Add cactus potting soil to the pot, until it is 2/3 full. If you cannot find cactus potting soil in your area, use 1 part potting soil to 2 parts sand, all of which are available in garden centers.

Set your aloe vera plant into the soil and cover the roots with more potting mix. Pack the mix down so the roots are covered securely, and add soil until it is up to the crown of the plant, or the bottom of the leaves.

Water the plant well but do not over-water. The soil should feel wet but not saturated. If some of the potting mix sinks when you water the plant, add more and tap it down firm.

Place the plant in a southern-facing, sunny window.


Things You Will Need

  • Pot
  • Marbles or pebbles
  • Cactus potting soil mix or regular potting soil and sand


  • When you want to use an aloe vera leaf for medicinal benefits, cut a smaller leaf from the bottom of the plant.


  • Do not over-water an aloe vera plant. Water it when the soil is visibly dry or pulling away from the edges of the pot.

About the Author
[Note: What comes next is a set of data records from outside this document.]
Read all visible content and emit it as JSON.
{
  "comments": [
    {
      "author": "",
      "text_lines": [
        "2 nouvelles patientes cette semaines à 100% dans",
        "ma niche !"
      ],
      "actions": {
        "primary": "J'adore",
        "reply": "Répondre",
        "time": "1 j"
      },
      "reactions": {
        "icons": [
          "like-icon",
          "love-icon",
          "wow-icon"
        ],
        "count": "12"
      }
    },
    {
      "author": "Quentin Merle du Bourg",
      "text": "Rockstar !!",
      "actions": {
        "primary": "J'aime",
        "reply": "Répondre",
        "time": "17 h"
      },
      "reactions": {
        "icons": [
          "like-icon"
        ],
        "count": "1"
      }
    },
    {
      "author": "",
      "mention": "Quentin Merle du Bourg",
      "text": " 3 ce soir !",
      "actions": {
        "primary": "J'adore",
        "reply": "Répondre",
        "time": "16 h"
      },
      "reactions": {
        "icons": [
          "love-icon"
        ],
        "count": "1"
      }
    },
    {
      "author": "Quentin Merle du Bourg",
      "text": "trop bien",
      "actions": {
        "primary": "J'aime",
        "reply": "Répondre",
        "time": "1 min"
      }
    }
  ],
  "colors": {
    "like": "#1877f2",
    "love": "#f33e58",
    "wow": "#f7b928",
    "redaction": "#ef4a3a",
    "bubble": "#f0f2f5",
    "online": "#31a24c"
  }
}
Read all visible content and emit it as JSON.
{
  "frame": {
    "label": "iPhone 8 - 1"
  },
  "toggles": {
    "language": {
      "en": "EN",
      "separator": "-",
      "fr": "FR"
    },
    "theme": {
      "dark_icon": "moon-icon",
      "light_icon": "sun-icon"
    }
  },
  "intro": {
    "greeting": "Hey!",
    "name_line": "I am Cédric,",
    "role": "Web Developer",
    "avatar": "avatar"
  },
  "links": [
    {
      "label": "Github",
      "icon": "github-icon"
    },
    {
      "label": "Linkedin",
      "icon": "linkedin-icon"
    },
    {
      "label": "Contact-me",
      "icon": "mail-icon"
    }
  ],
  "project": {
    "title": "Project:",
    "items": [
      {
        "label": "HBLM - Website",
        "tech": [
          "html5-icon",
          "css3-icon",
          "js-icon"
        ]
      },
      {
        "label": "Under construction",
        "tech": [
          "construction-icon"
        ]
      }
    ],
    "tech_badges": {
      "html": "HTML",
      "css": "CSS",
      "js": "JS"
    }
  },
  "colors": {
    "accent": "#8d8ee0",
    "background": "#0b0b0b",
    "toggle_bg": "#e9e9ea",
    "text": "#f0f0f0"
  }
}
A certified nutritionist who majored in health, fitness and nutrition, Traci Vandermark has been writing articles in her specialty fields since 1998. Her articles have appeared both online and in print for publications such as Simple Abundance, "Catskill Country Magazine," "Birds and Blooms," "Cappers" and "Country Discoveries."